About this exercise
Each entry has to be set down again with no alteration.

Source data
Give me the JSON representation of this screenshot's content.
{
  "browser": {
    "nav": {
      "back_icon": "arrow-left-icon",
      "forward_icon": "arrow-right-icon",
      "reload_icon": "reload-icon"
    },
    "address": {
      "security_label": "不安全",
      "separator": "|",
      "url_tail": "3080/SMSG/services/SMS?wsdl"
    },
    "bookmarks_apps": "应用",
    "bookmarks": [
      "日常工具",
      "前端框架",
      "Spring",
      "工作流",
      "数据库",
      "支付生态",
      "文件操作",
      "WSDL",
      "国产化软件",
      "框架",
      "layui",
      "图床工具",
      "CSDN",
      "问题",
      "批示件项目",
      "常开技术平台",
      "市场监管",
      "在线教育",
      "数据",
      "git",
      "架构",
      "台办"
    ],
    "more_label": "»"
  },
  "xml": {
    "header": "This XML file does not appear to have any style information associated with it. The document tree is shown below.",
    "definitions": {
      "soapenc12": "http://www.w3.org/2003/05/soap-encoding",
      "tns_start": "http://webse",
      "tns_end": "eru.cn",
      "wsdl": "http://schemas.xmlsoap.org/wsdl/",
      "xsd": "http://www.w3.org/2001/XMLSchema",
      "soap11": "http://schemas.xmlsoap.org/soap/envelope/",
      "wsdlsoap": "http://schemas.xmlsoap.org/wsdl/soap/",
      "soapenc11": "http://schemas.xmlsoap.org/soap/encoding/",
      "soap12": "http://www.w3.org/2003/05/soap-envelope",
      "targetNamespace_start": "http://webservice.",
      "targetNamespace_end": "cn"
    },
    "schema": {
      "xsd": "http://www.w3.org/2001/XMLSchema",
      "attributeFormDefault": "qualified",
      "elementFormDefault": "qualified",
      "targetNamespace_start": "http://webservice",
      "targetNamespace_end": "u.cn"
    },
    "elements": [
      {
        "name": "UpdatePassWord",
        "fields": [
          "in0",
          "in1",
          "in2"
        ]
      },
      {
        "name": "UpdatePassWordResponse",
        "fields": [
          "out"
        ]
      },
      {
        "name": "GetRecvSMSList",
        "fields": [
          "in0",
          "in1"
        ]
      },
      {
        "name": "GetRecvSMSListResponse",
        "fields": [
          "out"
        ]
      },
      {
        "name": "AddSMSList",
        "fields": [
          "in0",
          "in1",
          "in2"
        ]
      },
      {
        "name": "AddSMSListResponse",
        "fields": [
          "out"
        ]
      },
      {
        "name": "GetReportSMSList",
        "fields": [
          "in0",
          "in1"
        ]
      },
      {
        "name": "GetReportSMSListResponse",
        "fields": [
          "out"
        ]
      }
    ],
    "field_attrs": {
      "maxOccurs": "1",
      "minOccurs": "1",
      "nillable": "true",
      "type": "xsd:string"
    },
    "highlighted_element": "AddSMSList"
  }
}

Task output
Give me the JSON representation of this screenshot's content.
{
  "browser": {
    "nav": {
      "back_icon": "arrow-left-icon",
      "forward_icon": "arrow-right-icon",
      "reload_icon": "reload-icon"
    },
    "address": {
      "security_label": "不安全",
      "separator": "|",
      "url_tail": "3080/SMSG/services/SMS?wsdl"
    },
    "bookmarks_apps": "应用",
    "bookmarks": [
      "日常工具",
      "前端框架",
      "Spring",
      "工作流",
      "数据库",
      "支付生态",
      "文件操作",
      "WSDL",
      "国产化软件",
      "框架",
      "layui",
      "图床工具",
      "CSDN",
      "问题",
      "批示件项目",
      "常开技术平台",
      "市场监管",
      "在线教育",
      "数据",
      "git",
      "架构",
      "台办"
    ],
    "more_label": "»"
  },
  "xml": {
    "header": "This XML file does not appear to have any style information associated with it. The document tree is shown below.",
    "definitions": {
      "soapenc12": "http://www.w3.org/2003/05/soap-encoding",
      "tns_start": "http://webse",
      "tns_end": "eru.cn",
      "wsdl": "http://schemas.xmlsoap.org/wsdl/",
      "xsd": "http://www.w3.org/2001/XMLSchema",
      "soap11": "http://schemas.xmlsoap.org/soap/envelope/",
      "wsdlsoap": "http://schemas.xmlsoap.org/wsdl/soap/",
      "soapenc11": "http://schemas.xmlsoap.org/soap/encoding/",
      "soap12": "http://www.w3.org/2003/05/soap-envelope",
      "targetNamespace_start": "http://webservice.",
      "targetNamespace_end": "cn"
    },
    "schema": {
      "xsd": "http://www.w3.org/2001/XMLSchema",
      "attributeFormDefault": "qualified",
      "elementFormDefault": "qualified",
      "targetNamespace_start": "http://webservice",
      "targetNamespace_end": "u.cn"
    },
    "elements": [
      {
        "name": "UpdatePassWord",
        "fields": [
          "in0",
          "in1",
          "in2"
        ]
      },
      {
        "name": "UpdatePassWordResponse",
        "fields": [
          "out"
        ]
      },
      {
        "name": "GetRecvSMSList",
        "fields": [
          "in0",
          "in1"
        ]
      },
      {
        "name": "GetRecvSMSListResponse",
        "fields": [
          "out"
        ]
      },
      {
        "name": "AddSMSList",
        "fields": [
          "in0",
          "in1",
          "in2"
        ]
      },
      {
        "name": "AddSMSListResponse",
        "fields": [
          "out"
        ]
      },
      {
        "name": "GetReportSMSList",
        "fields": [
          "in0",
          "in1"
        ]
      },
      {
        "name": "GetReportSMSListResponse",
        "fields": [
          "out"
        ]
      }
    ],
    "field_attrs": {
      "maxOccurs": "1",
      "minOccurs": "1",
      "nillable": "true",
      "type": "xsd:string"
    },
    "highlighted_element": "AddSMSList"
  }
}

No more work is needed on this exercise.